Lotus FlowerAs we begin to cultivate active attention, or deliberate Mindfulness, we discover two common habits of mind that we may not have fully recognized before. One is our tendency for excitation, which in the context of meditation is distracting, the other is called laxity. We often oscillate from a busy mind, full of free associative thoughts, to mental dullness that is a suspended, vague quality of consciousness. This is called our coarse mind which is our functional conceptual mind showing its limitations. We also have more subtle aspects of mind which are obscured if we do not know how to be quiet and contemplative. Before we learn to turn inward, we have much less access to deepening degrees of subtlety and are confined by the perceptions gathered exclusively from our coarse perceptions of mind.

Our world view is a synthesis of what we learn and how we interpret what we perceive to be happening personally and globally. When we are limited by operating out of our coarse mind only, we easily mis-perceive our reality and the world at large, impeding access to our holistic intelligence and causing perpetual confusion and suffering. As we gain access to the subtler dimensions of our minds, we will also greatly alter and expand our world view.

Today, reflect on your current world view. What would you say are three or four salient aphorisms that you feel define life as a whole, that govern your outlook on what makes life meaningful? Ask a few different people this question today and see if you share their current ‘worldview’.

Mindfulness Practice

Water LiliesOn the topic of Mindfulness, we are not simply being with whatever arises as that would lead us right back to our habitual distracted selves. Mindfulness has an agenda of observation that is NON-distracted, able to maintain a focused attention on a chosen object such as the breath – free of the compulsion to either alter or ignore the breathing process.

In Sanskrit the word for Mindfulness is smriti and is translated as the verb, to remember. In Mindfulness practices we develop the skill of staying steady with our intentions, remembering to discard distractions when they compel us, and to come back to the breath every time our minds wander. We are creating a healthy new habit, that of remembering to dwell in present moment attention, while undermining the common mental addiction of distraction. All our simple and complex moments of living will benefit from this profound cultivation.

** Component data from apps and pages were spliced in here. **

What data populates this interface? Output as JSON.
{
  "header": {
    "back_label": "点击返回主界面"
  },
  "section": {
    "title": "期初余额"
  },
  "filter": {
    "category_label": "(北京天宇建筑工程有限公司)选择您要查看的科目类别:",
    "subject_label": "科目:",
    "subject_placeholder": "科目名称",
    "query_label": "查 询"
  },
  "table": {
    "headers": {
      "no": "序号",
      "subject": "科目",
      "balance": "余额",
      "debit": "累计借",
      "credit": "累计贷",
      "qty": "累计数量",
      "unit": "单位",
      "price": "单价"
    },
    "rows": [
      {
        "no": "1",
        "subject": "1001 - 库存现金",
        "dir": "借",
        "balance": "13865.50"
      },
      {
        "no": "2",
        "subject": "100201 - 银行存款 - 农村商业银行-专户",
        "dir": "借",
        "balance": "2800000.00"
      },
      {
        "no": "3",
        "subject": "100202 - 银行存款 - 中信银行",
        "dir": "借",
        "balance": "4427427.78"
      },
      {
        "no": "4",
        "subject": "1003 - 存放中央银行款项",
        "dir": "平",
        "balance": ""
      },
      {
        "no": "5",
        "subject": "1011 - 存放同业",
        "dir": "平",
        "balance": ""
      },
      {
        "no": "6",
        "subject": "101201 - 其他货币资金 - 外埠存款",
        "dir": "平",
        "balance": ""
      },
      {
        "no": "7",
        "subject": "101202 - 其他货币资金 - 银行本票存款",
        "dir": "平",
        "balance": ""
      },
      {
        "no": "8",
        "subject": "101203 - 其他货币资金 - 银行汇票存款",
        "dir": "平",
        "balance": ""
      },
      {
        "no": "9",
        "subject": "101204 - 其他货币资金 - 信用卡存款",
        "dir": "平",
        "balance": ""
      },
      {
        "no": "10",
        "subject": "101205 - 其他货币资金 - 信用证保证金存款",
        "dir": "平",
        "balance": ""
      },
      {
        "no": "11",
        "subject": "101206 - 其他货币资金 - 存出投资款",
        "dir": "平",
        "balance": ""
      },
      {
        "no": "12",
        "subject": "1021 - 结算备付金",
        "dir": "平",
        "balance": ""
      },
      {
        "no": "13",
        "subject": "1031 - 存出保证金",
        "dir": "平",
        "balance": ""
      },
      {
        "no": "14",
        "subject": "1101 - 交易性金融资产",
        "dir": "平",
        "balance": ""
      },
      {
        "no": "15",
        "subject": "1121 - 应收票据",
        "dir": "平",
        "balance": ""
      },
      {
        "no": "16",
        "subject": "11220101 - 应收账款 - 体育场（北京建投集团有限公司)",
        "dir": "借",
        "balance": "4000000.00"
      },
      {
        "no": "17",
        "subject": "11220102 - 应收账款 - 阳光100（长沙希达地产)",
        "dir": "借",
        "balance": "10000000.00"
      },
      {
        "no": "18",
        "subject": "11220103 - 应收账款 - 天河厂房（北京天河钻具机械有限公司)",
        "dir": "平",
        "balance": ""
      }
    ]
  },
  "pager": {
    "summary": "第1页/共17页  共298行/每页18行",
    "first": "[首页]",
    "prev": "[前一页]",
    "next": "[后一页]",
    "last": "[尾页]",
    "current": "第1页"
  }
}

Sit now and practice Mindfulness of breathing for 6 minutes. Stay interested in self observation to detect any subtle pull to think about or want to do something to modify or escape the rawness of simple unmediated attention on the neutral object of breathing. With loving kindness toward this temperamental human mind, aspire to meet your habits of distraction with kind clarity. When you find you have left your breath process, simply feel into the next in-breath, thereby lovingly eradicating the power of disturbances to ensnare you on the spot!

Enjoy fortifying yourself with increased mental sanity!

Meeting Life Just As It Is

Water DropIn loving kindness practice we aspire to bring the potentiality of existence into actuality. As important as this visioning is, it is also essential to cultivate the capacity to meet life just as it is. This is the refreshing practice of mindfulness, and there are many methods. One foundational style is called Mindfulness of Breathing. This practice gives us an opportunity to let go of all our concerns by riding the breath waves into relaxation of body and mind.

Lay down with your eyes closed for 5 minutes and simply tune into your felt sense in the body. Be with each breath without controlling it as it comes in and goes out, feeling it throughout the whole body. When a thought comes up, let it flow through with the next out breath and stay primed with your interest renewed to fully feel the next breath. Think of this as a refreshing 5-minute breath bath. Enjoy!!!